Now they support it. Still, she says, “what I am most frustrated about is the lack of urgency in the country and at the agencies for eliminating these infections.

They are aware of them, but there’s not a sense of urgency to stop them.”

The financial penalties levied by the Medicare agency have made a significant difference because they get the hospital CEO’s attention. Unless the CEO is involved, change is not going to happen.

But the penalties along with the entire program to eliminate hospital-acquired conditions were authorized under the Affordable Care Act.

They could be in jeopardy if the law is repealed.

Some hospitals probably would be happy if they disappeared.

Patients need to make use of the data that is available and study it to inform their decisions about where to go for care when they have a choice.  McGiffert advises looking at how your hospital compares to similar facilities.
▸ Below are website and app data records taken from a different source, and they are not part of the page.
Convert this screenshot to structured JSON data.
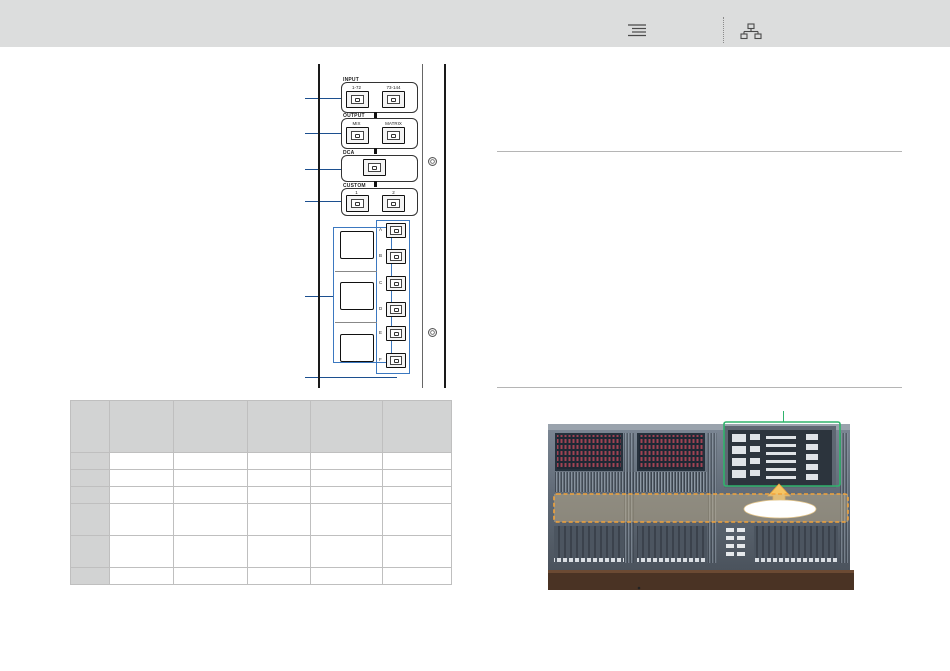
{
  "toolbar": {
    "toc_icon": "toc-list-icon",
    "sitemap_icon": "sitemap-icon"
  },
  "panel": {
    "input": {
      "label": "INPUT",
      "keys": [
        "1-72",
        "73-144"
      ]
    },
    "output": {
      "label": "OUTPUT",
      "keys": [
        "MIX",
        "MATRIX"
      ]
    },
    "dca": {
      "label": "DCA"
    },
    "custom": {
      "label": "CUSTOM",
      "keys": [
        "1",
        "2"
      ]
    },
    "bank": {
      "keys": [
        "A",
        "B",
        "C",
        "D",
        "E",
        "F"
      ]
    }
  },
  "colors": {
    "callout": "#1c4f8f",
    "highlight_green": "#2fb36c",
    "highlight_orange": "#f2a33a",
    "toolbar_bg": "#dcdddd",
    "table_header_bg": "#d2d3d3"
  }
}
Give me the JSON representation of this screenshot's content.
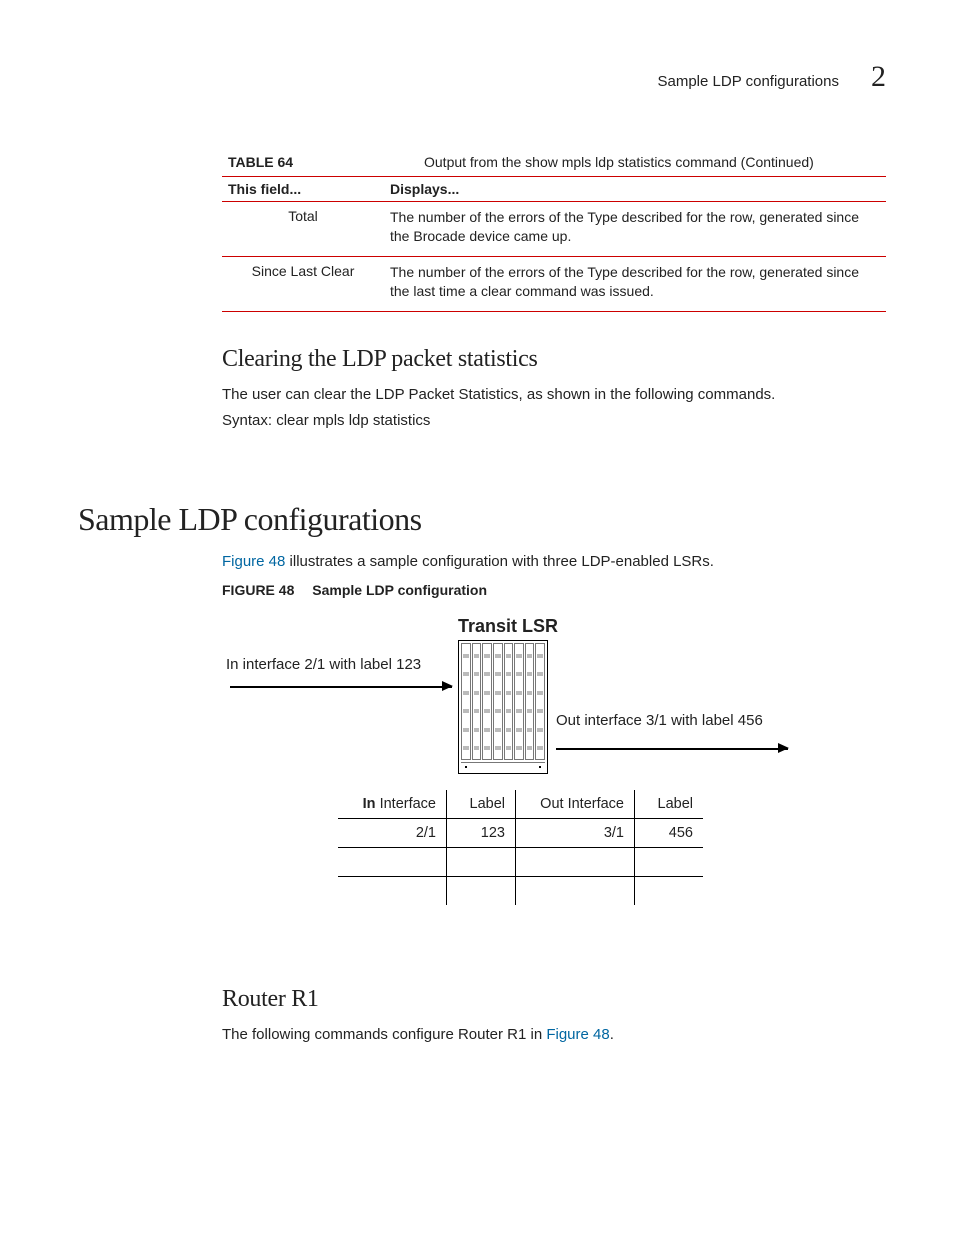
{
  "runningHead": {
    "title": "Sample LDP configurations",
    "chapter": "2"
  },
  "table64": {
    "num": "TABLE 64",
    "caption": "Output from the show mpls ldp statistics command  (Continued)",
    "head": {
      "c1": "This field...",
      "c2": "Displays..."
    },
    "rows": [
      {
        "c1": "Total",
        "c2": "The number of the errors of the Type described for the row, generated since the Brocade device came up."
      },
      {
        "c1": "Since Last Clear",
        "c2": "The number of the errors of the Type described for the row, generated since the last time a clear command was issued."
      }
    ]
  },
  "sub1": {
    "heading": "Clearing the LDP packet statistics",
    "body": "The user can clear the LDP Packet Statistics, as shown in the following commands.",
    "syntax": "Syntax:  clear mpls ldp statistics"
  },
  "sec2": {
    "heading": "Sample LDP configurations",
    "intro_a": "Figure 48",
    "intro_b": " illustrates a sample configuration with three LDP-enabled LSRs.",
    "fig": {
      "num": "FIGURE 48",
      "title": "Sample LDP configuration",
      "transit": "Transit LSR",
      "inlabel": "In interface 2/1 with label 123",
      "outlabel": "Out interface 3/1 with label 456",
      "thead": {
        "in": "In Interface",
        "l1": "Label",
        "out": "Out Interface",
        "l2": "Label"
      },
      "trow": {
        "in": "2/1",
        "l1": "123",
        "out": "3/1",
        "l2": "456"
      }
    },
    "r1_head": "Router R1",
    "r1_a": "The following commands configure Router R1 in ",
    "r1_link": "Figure 48",
    "r1_b": "."
  },
  "chart_data": {
    "type": "table",
    "title": "Transit LSR label table",
    "columns": [
      "In Interface",
      "Label",
      "Out Interface",
      "Label"
    ],
    "rows": [
      [
        "2/1",
        123,
        "3/1",
        456
      ]
    ]
  }
}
Look for improvement. If a hospital was penalized the first or second year of the program but not this year, that indicates it could be serious about safety.

Also look to see if a facility’s scores are moving in the right direction. If the numbers show they are not performing as well on some dimension as they previously were, patients need to ask why.

Some states and some hospitals are using other strategies. Illinois and California, for example, have passed legislation that requires hospitals to screen for MRSA when patients are admitted. Some hospitals have stewardship programs to address the overuse of antibiotics, which contributes to drug resistance.

To start learning about your hospital, consult the government’s Hospital Compare website Follow the prompts to find the hospital you are looking for and then search the tabs for “complications.” This will let you look at actual numbers to help you see how your hospital is doing.